=== Aim of the exercise ===
Go through the entries below. Copy out every line that contains "updated".

○ ○ ○

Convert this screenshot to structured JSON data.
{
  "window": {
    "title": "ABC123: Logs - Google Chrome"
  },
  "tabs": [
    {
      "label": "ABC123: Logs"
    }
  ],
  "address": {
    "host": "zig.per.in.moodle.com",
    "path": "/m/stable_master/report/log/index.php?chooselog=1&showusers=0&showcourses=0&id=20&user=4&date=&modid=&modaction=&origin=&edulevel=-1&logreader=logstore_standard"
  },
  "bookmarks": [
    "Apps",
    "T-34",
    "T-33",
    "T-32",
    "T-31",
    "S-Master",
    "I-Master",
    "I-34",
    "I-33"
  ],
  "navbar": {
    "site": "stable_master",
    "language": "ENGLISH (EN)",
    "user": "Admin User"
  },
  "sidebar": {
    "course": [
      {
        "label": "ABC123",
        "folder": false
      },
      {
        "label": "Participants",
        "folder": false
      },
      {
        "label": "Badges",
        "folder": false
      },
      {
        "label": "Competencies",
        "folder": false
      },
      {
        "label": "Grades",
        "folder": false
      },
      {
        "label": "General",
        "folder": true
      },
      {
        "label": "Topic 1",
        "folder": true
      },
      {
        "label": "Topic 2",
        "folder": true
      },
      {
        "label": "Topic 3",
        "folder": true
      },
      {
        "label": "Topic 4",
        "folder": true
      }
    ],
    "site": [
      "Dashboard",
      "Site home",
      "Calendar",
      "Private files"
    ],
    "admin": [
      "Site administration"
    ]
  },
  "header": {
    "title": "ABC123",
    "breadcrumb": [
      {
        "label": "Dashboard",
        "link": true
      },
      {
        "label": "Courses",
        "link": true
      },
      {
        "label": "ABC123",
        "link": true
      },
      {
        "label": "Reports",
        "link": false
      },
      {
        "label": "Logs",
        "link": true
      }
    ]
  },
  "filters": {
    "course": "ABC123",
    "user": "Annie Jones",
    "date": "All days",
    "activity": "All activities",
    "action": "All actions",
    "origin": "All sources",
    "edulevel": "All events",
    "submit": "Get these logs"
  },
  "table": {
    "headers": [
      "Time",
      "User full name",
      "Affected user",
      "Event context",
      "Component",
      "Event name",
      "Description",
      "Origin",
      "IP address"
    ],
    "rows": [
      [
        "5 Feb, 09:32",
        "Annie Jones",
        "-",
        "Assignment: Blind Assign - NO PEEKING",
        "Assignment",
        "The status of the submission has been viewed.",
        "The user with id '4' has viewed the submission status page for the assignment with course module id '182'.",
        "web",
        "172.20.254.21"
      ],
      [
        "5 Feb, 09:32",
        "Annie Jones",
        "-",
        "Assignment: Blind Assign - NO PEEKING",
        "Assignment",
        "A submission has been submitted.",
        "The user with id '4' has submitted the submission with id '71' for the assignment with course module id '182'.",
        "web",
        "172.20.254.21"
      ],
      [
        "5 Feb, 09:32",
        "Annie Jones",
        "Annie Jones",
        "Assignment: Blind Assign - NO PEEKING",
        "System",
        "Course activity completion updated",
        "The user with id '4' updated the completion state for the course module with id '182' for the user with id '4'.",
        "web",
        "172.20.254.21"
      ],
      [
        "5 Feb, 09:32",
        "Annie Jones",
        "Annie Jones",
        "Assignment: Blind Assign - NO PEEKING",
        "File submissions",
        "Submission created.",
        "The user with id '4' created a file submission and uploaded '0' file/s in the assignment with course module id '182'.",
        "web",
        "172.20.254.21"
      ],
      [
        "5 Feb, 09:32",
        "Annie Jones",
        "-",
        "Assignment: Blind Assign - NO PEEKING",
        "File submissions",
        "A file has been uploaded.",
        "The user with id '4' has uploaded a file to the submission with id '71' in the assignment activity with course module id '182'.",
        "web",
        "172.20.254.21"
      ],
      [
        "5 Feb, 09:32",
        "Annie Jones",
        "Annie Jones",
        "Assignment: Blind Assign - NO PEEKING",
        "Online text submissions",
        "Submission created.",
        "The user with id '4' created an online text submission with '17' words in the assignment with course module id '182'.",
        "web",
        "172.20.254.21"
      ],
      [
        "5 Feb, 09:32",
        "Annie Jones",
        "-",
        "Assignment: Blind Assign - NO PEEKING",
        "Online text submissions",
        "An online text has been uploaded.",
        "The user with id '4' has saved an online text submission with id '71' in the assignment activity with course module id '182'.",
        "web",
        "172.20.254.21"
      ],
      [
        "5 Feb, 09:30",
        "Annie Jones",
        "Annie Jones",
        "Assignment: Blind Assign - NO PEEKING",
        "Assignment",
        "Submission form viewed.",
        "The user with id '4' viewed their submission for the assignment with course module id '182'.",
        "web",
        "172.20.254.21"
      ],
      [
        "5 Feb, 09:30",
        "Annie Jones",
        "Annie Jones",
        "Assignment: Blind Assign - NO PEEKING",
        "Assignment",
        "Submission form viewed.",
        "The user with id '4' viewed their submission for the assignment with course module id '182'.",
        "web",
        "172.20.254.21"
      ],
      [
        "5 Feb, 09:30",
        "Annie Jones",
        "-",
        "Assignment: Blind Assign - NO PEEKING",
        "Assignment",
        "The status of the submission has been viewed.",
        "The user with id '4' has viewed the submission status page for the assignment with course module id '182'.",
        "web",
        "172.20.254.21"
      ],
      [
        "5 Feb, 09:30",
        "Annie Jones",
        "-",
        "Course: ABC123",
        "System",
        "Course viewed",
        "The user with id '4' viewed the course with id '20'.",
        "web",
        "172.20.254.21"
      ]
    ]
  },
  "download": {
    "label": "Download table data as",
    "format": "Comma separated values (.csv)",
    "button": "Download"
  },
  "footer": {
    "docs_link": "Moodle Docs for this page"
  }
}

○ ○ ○

=== Response below ===
        "Course activity completion updated",
        "The user with id '4' updated the completion state for the course module with id '182' for the user with id '4'.",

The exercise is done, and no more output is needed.